*** Opening of Given data ***

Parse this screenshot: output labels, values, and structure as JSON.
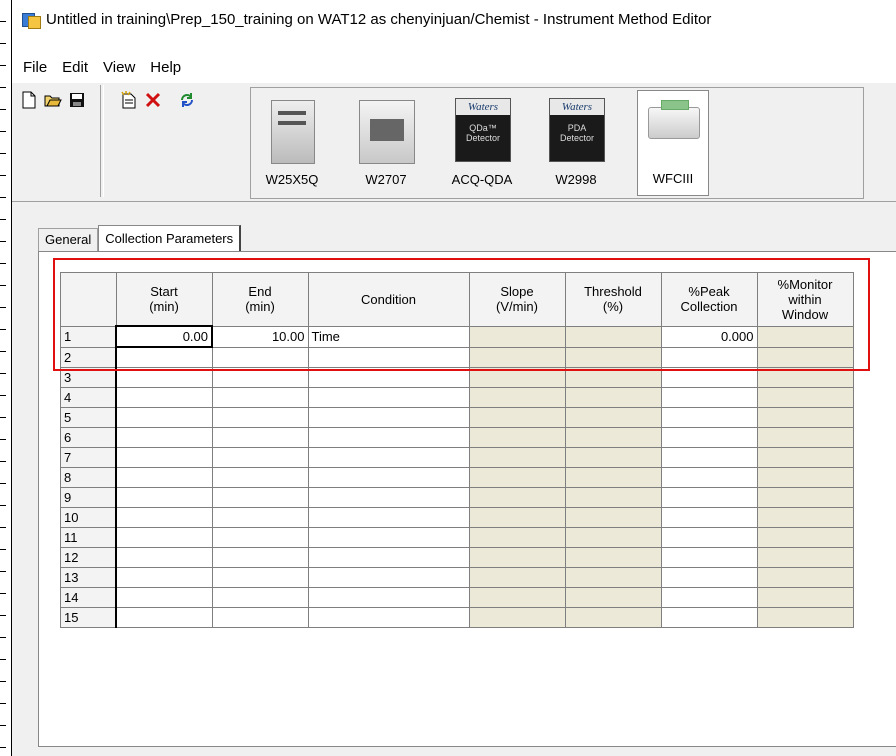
{
  "window": {
    "title": "Untitled in training\\Prep_150_training on WAT12 as chenyinjuan/Chemist - Instrument Method Editor"
  },
  "menu": [
    "File",
    "Edit",
    "View",
    "Help"
  ],
  "toolbar": {
    "buttons": [
      "new-file-icon",
      "open-folder-icon",
      "save-icon",
      "new-document-icon",
      "delete-icon",
      "refresh-icon"
    ]
  },
  "instruments": [
    {
      "label": "W25X5Q",
      "icon": "sample-manager-icon"
    },
    {
      "label": "W2707",
      "icon": "autosampler-icon"
    },
    {
      "label": "ACQ-QDA",
      "icon": "qda-detector-icon",
      "brand": "Waters",
      "text": "QDa™ Detector"
    },
    {
      "label": "W2998",
      "icon": "pda-detector-icon",
      "brand": "Waters",
      "text": "PDA Detector"
    },
    {
      "label": "WFCIII",
      "icon": "fraction-collector-icon",
      "selected": true
    }
  ],
  "tabs": [
    "General",
    "Collection Parameters"
  ],
  "active_tab": "Collection Parameters",
  "grid": {
    "headers": [
      "",
      "Start\n(min)",
      "End\n(min)",
      "Condition",
      "Slope\n(V/min)",
      "Threshold\n(%)",
      "%Peak\nCollection",
      "%Monitor\nwithin\nWindow"
    ],
    "rows": [
      {
        "n": "1",
        "start": "0.00",
        "end": "10.00",
        "condition": "Time",
        "slope": "",
        "threshold": "",
        "peak": "0.000",
        "monitor": ""
      },
      {
        "n": "2",
        "start": "",
        "end": "",
        "condition": "",
        "slope": "",
        "threshold": "",
        "peak": "",
        "monitor": ""
      },
      {
        "n": "3",
        "start": "",
        "end": "",
        "condition": "",
        "slope": "",
        "threshold": "",
        "peak": "",
        "monitor": ""
      },
      {
        "n": "4",
        "start": "",
        "end": "",
        "condition": "",
        "slope": "",
        "threshold": "",
        "peak": "",
        "monitor": ""
      },
      {
        "n": "5",
        "start": "",
        "end": "",
        "condition": "",
        "slope": "",
        "threshold": "",
        "peak": "",
        "monitor": ""
      },
      {
        "n": "6",
        "start": "",
        "end": "",
        "condition": "",
        "slope": "",
        "threshold": "",
        "peak": "",
        "monitor": ""
      },
      {
        "n": "7",
        "start": "",
        "end": "",
        "condition": "",
        "slope": "",
        "threshold": "",
        "peak": "",
        "monitor": ""
      },
      {
        "n": "8",
        "start": "",
        "end": "",
        "condition": "",
        "slope": "",
        "threshold": "",
        "peak": "",
        "monitor": ""
      },
      {
        "n": "9",
        "start": "",
        "end": "",
        "condition": "",
        "slope": "",
        "threshold": "",
        "peak": "",
        "monitor": ""
      },
      {
        "n": "10",
        "start": "",
        "end": "",
        "condition": "",
        "slope": "",
        "threshold": "",
        "peak": "",
        "monitor": ""
      },
      {
        "n": "11",
        "start": "",
        "end": "",
        "condition": "",
        "slope": "",
        "threshold": "",
        "peak": "",
        "monitor": ""
      },
      {
        "n": "12",
        "start": "",
        "end": "",
        "condition": "",
        "slope": "",
        "threshold": "",
        "peak": "",
        "monitor": ""
      },
      {
        "n": "13",
        "start": "",
        "end": "",
        "condition": "",
        "slope": "",
        "threshold": "",
        "peak": "",
        "monitor": ""
      },
      {
        "n": "14",
        "start": "",
        "end": "",
        "condition": "",
        "slope": "",
        "threshold": "",
        "peak": "",
        "monitor": ""
      },
      {
        "n": "15",
        "start": "",
        "end": "",
        "condition": "",
        "slope": "",
        "threshold": "",
        "peak": "",
        "monitor": ""
      }
    ]
  },
  "colors": {
    "highlight": "#e01010",
    "disabled_cell": "#ece9d8",
    "window_bg": "#f0f0f0"
  }
}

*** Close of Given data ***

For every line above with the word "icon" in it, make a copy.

> [Expected output]:
      "new-file-icon",
      "open-folder-icon",
      "save-icon",
      "new-document-icon",
      "delete-icon",
      "refresh-icon"
      "icon": "sample-manager-icon"
      "icon": "autosampler-icon"
      "icon": "qda-detector-icon",
      "icon": "pda-detector-icon",
      "icon": "fraction-collector-icon",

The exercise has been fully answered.